Work order:
Which of the lines below include the word "exclusive"? Pull each one out.
==== Excerpted records
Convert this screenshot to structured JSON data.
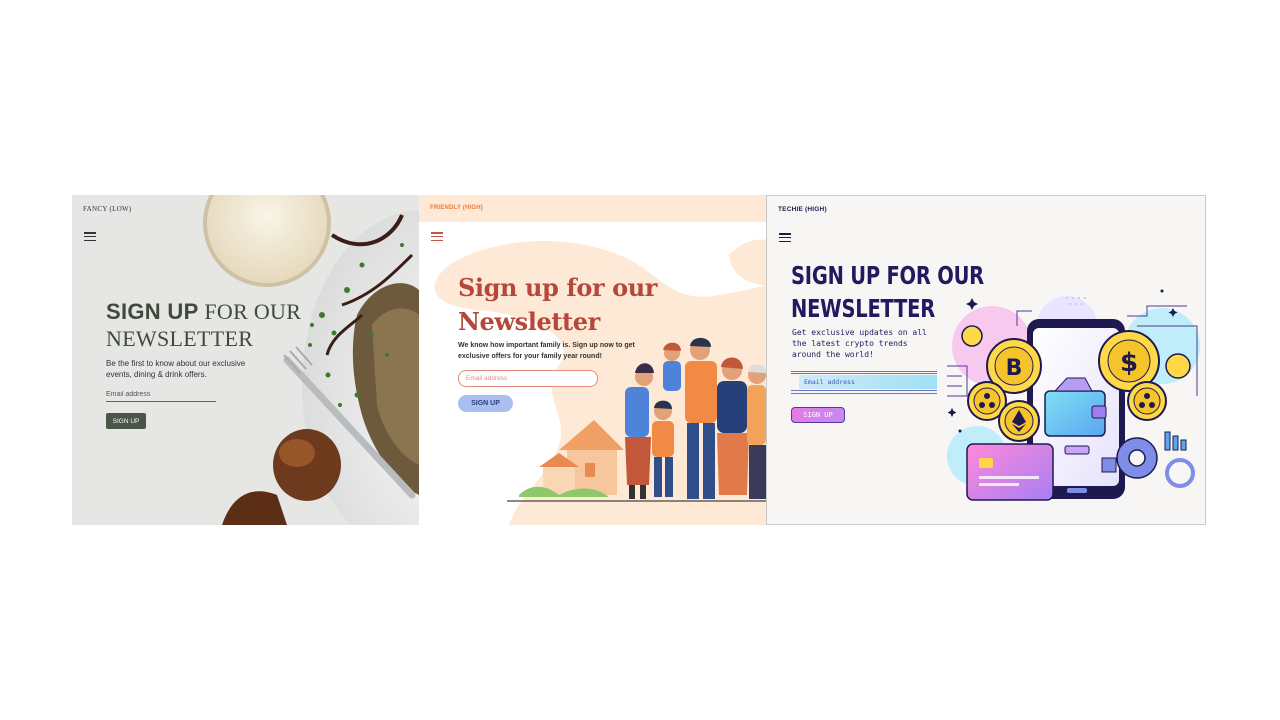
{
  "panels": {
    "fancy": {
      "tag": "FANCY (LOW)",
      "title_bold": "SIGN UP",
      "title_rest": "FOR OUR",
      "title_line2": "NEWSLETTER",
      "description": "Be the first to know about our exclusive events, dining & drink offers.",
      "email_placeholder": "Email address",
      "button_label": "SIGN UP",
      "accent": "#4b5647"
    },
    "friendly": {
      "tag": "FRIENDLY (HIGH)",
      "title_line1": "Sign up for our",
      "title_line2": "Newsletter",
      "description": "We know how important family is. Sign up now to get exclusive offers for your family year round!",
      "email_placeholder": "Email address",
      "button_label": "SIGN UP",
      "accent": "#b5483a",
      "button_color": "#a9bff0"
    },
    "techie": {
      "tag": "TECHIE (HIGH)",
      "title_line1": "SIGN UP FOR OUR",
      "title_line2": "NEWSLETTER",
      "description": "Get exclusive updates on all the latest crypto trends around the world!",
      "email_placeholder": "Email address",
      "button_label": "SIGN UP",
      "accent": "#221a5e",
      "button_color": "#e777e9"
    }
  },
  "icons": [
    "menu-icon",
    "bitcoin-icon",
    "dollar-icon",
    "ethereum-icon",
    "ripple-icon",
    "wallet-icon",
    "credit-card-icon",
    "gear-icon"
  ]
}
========
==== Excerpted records
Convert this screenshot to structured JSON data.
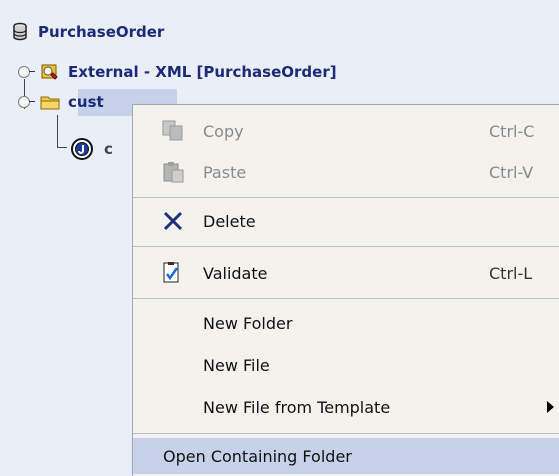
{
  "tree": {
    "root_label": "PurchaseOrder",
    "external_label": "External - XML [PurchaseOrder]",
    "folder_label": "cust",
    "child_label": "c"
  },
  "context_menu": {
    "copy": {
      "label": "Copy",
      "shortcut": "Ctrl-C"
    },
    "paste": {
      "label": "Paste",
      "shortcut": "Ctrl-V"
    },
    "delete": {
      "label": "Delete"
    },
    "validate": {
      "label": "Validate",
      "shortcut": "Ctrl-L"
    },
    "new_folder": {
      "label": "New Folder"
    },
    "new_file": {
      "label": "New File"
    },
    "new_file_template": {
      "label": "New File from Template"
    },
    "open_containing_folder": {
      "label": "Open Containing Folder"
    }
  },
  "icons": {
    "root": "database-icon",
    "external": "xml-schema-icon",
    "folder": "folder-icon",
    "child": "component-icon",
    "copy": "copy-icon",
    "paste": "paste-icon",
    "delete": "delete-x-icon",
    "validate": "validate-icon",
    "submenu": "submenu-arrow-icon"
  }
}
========
Result of the exercise:
      "description": "Be the first to know about our exclusive events, dining & drink offers.",
      "description": "We know how important family is. Sign up now to get exclusive offers for your family year round!",
      "description": "Get exclusive updates on all the latest crypto trends around the world!",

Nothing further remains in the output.